Last week in clinic, Dr. Fort called Jessica and me into his examination room to examine an umbilical hernia on a young woman. I had never seen a hernia so large. It appeared as though the patient had a small watermelon covered in skin attached to the abdomen at the umbilicus. I examined the abdomen. At the top, I felt the bowels moving (peristalsis), but towards the bottom, there was a hard mass. It was not one distinct mass…and it moved. But the movements were not peristalsis…they were fetal movements. She was pregnant and likely 20 weeks along.
The question now is this: how is that umbilical hernia sac going to support a full term pregnancy? Fortunately, this lady lives in town and we can keep a close watch on her pregnancy.
**UPDATE** October 20, 2007 – The woman came back to clinic this week for a check-up and an ultrasound revealed that she is actually 32 weeks pregnant. She has been admitted and will most likely undergo a caesarean section at the hospital.
Yesterday when I was climbing the mountain I came into contact with some sort of toxic plant. Today my arm has broken out with a hideous, raised, red rash. It itches like mad and doesn’t look very attractive either.
Being market day, I headed into town and went by the medicine man’s booth. I showed him my arm and asked what cured a rash like mine. Without hesitating he picked up a dried monitor lizard head on a stick. He explained that I could burn the head and crush its ashes into a powder. That powder, when spread on my arm, would cure me of the rash.
It was a really rough day for her too because four patients died. Please pray for her as she deals with the stress & emotions of loosing those patients. Also lift up the families of those four individuals as they grieve.
There is good news though.
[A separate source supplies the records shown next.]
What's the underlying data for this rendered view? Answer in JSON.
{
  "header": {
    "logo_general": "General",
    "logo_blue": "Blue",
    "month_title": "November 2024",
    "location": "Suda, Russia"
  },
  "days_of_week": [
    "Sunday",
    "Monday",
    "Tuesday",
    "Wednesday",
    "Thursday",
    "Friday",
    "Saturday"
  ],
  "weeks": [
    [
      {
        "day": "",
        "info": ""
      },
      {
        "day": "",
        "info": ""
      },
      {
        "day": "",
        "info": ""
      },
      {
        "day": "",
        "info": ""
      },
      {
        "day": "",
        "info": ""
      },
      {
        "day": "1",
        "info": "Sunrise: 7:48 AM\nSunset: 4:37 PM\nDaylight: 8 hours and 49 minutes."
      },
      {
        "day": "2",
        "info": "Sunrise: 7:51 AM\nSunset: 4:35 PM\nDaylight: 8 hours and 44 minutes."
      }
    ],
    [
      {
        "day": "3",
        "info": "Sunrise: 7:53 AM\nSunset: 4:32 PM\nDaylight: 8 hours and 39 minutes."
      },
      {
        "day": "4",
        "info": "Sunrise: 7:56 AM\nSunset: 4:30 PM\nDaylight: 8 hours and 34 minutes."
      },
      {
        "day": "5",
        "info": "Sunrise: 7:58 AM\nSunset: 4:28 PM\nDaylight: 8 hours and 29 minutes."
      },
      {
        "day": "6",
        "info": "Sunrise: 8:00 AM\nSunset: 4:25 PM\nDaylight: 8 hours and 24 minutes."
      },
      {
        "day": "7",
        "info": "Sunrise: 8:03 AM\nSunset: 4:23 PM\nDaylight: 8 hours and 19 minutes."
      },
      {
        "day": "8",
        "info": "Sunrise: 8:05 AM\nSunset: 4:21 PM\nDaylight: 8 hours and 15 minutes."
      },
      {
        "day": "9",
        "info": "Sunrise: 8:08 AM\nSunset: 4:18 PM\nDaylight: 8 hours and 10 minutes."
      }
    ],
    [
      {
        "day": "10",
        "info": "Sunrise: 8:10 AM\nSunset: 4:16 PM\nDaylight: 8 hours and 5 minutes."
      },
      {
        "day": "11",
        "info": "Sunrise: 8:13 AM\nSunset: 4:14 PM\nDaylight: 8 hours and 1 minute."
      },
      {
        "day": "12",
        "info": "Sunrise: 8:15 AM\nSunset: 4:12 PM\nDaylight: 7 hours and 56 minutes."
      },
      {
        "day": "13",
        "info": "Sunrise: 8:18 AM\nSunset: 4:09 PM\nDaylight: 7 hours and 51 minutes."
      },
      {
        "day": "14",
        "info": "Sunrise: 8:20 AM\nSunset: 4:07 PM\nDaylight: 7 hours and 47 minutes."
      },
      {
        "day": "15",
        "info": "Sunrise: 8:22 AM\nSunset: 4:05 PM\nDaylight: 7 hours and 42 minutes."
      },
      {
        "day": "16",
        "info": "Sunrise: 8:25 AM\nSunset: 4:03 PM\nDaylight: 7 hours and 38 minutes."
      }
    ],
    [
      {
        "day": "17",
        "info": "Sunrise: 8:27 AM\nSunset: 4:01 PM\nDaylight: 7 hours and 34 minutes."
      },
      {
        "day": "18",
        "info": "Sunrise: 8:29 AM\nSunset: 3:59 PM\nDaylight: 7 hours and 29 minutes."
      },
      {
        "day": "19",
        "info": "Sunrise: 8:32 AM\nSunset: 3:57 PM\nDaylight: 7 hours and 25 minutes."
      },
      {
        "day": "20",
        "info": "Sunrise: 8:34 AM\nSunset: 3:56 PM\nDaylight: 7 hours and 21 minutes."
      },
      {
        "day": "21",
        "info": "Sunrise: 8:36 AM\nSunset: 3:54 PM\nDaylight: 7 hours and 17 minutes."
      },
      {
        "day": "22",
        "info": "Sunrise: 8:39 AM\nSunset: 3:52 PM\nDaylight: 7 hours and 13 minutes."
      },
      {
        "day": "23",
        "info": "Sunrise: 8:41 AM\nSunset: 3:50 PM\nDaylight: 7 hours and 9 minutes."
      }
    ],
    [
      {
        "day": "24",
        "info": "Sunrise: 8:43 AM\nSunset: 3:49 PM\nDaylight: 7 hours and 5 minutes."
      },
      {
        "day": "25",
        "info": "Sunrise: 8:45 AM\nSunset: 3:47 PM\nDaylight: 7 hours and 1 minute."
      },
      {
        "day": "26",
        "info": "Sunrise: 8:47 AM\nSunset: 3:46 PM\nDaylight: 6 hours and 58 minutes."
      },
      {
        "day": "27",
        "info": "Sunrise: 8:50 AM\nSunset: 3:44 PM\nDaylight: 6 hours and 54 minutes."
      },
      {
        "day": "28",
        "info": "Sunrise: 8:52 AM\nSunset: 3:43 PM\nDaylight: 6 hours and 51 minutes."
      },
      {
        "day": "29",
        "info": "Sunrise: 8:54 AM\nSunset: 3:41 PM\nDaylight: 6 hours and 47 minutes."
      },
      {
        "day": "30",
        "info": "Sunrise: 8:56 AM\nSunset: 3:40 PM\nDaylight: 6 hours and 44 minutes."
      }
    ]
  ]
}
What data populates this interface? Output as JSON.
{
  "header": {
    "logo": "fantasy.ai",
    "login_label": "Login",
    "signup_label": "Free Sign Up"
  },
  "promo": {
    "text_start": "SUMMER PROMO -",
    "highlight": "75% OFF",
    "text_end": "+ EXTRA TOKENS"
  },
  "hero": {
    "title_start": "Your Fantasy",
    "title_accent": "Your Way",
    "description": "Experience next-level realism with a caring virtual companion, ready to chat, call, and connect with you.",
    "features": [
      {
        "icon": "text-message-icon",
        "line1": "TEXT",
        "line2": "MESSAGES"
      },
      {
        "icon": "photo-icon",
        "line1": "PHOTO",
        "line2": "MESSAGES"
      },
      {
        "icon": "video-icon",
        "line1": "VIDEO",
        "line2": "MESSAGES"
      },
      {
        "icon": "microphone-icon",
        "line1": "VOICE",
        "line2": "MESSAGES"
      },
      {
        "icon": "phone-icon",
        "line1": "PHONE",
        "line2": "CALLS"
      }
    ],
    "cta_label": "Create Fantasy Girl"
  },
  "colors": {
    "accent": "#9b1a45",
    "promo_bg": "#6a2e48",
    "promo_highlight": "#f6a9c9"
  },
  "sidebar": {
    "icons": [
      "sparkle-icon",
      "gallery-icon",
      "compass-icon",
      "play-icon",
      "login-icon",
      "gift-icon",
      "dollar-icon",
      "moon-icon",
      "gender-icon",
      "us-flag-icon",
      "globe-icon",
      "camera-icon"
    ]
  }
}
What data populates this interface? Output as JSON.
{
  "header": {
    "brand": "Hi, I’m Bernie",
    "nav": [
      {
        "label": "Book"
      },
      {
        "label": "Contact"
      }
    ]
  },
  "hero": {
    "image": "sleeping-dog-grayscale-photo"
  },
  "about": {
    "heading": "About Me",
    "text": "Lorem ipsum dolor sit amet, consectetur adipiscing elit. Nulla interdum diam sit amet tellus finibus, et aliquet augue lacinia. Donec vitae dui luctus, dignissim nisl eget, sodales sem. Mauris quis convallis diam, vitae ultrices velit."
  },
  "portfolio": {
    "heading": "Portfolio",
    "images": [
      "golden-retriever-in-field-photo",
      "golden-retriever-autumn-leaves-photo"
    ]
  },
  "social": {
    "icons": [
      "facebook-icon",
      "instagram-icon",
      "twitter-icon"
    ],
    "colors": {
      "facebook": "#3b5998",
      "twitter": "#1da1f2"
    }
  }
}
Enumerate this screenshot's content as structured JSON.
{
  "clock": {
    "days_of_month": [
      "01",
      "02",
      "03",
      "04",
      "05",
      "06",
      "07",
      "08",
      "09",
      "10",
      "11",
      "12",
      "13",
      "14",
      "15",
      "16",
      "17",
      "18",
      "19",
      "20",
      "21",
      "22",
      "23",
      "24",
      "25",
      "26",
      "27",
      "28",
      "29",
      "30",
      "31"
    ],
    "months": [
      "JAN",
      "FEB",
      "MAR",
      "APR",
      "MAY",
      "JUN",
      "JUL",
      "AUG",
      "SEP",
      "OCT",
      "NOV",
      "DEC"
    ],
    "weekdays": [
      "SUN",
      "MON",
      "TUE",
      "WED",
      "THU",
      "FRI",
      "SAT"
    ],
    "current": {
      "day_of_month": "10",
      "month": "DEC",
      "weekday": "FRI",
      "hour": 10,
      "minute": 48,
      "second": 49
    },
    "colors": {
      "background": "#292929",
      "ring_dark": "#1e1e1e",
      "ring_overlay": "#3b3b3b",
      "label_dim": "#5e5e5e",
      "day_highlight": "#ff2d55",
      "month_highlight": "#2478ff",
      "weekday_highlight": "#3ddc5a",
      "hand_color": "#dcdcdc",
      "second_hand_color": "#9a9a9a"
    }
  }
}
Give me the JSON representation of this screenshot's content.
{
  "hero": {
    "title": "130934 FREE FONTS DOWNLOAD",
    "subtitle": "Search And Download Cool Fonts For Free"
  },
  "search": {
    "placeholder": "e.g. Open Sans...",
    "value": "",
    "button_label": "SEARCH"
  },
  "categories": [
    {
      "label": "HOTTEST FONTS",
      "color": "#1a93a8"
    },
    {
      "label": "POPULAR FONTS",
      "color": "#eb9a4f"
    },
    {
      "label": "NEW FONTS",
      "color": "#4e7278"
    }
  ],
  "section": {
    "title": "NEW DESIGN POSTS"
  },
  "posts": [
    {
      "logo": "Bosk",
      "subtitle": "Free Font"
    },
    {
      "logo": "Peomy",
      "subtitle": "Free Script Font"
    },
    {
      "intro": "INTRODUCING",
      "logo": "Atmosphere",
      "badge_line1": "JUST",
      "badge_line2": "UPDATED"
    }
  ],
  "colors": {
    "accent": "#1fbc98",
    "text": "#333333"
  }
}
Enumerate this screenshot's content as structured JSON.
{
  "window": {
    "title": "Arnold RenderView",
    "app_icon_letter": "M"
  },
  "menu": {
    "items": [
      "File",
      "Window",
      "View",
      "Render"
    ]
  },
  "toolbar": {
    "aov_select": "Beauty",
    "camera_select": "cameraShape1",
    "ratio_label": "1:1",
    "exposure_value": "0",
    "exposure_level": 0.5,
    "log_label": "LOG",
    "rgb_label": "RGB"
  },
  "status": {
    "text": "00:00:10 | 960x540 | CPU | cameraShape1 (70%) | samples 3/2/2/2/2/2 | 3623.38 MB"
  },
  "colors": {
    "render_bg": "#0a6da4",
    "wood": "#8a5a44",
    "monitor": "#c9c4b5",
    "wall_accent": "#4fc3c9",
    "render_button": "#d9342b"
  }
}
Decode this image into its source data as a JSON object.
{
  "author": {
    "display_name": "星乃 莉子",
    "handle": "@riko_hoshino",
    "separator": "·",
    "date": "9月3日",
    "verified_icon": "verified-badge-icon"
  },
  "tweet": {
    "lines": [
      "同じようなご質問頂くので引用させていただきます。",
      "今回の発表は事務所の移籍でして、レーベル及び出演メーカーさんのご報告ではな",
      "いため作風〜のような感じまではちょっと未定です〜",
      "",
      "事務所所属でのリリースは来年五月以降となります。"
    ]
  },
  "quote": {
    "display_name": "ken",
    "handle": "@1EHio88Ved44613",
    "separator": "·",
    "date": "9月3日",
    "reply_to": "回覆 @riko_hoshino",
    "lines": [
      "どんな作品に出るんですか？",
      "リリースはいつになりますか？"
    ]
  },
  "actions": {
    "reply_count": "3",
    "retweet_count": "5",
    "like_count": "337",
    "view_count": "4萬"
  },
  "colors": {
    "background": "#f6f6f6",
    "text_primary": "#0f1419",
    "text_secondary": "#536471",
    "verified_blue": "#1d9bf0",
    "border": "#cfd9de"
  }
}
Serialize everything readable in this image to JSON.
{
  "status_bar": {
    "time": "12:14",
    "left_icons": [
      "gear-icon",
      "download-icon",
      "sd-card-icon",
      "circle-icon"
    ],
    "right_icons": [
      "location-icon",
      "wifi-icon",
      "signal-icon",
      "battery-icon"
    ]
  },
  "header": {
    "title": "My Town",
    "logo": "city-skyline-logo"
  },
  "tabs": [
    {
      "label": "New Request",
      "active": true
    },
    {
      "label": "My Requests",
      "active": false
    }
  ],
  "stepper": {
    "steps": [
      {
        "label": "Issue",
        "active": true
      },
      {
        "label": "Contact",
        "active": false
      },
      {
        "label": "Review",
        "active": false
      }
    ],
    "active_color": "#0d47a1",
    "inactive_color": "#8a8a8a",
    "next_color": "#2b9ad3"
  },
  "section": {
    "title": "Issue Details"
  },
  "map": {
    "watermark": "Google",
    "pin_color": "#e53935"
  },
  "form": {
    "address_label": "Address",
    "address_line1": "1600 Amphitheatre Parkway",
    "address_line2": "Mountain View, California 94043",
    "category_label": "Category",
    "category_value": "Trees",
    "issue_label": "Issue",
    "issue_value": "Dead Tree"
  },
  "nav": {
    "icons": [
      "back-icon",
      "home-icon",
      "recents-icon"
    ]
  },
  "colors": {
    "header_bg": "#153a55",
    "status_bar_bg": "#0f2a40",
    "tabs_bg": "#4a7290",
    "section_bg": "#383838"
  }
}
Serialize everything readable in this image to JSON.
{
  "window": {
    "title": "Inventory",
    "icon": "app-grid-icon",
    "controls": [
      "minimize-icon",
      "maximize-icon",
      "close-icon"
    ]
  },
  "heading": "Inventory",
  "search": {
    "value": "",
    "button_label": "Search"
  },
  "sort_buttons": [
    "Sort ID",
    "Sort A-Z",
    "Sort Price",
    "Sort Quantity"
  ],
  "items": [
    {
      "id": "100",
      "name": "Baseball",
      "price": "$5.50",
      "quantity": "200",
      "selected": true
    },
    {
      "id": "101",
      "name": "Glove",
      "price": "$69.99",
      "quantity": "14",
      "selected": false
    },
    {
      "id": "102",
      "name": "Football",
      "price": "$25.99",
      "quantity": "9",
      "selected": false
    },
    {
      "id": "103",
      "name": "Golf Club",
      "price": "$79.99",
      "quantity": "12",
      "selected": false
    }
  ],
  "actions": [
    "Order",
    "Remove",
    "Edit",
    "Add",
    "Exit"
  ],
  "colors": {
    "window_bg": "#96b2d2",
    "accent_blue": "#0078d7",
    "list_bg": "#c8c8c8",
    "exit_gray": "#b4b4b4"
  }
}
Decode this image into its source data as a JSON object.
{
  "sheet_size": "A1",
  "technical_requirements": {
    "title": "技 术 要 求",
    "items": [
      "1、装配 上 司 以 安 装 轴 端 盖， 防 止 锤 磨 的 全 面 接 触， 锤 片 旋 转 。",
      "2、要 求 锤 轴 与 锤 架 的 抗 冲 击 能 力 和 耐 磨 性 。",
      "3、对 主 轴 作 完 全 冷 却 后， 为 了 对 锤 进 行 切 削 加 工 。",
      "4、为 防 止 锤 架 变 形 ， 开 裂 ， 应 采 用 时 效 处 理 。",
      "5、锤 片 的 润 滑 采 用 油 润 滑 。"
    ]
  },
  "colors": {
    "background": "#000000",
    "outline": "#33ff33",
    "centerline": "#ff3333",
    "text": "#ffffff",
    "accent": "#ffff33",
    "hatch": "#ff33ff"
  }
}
Heidi was able to save a newborn today that came in limp, blue, and barely breathing. She had to stimulate the child for almost an hour and give it oxygen. It finally started responding and as of the last check she did late this evening it is recovering slowly but surely. Please pray that the child will continue to recover and begin nursing regularly.
Another praise is that a young Argentinian doctor named Thomas randomly showed up today and offered to help. He was on his way to another hospital farther north and decided to drop in and see if we needed any help. How’s that for an answer to prayer?
Emergency surgeries happen at any time during the week, but as I mentioned previously, Tuesdays and Thursdays are the main OR days for elective surgeries. My first day in the OR was quite interesting. When I went to the sinks to scrub, I looked all around for scrub brushes like I am used to. Then, the doctor passed me a bar of soap. I did the best I could to clean all surfaces of my fingers and hands. Then, the doctor used his elbow to get a small amount of pink soap (which I later realized was chlorhexidate) from a pump bottle mounted to the wall. I followed suit and scrubbed my hands a second time, then headed into the OR. I think I was a bit nervous on that first day. When the doctor handed me my cloth surgical gown for me to put on myself, I reverted back to how I put on gowns when doing “sterile” procedures in the ICU. I began to snap the neck of my own gown. With a concerned look, Dr. Faile corrected me, and the anesthesiologist snapped it together for me. (By snapping it myself, I would have contaminated myself, and had to scrub again.)
At the BMC, the theater is the location of the 2 operating rooms and the 2 minor procedure rooms. Tuesdays and Thursdays are surgery days. On Tuesday I saw 5 hernia surgeries, scrubbed in for 3. To see so many hernias in one day is not uncommon on a general surgery rotation in the States. As expected, there are many differences between the circumstances I’m used to back home and here. For instance, I was lancing an abscess on a woman’s thumb yesterday. She was lying on a stretcher with a baby on her belly nursing. We just had to keep a close watch on the baby’s wandering hands – keeping the sharps away from her tiny fingers.
* Warning * Today, I assisted/ observed 2 debridements of wounds and the following descriptions are fairly graphic.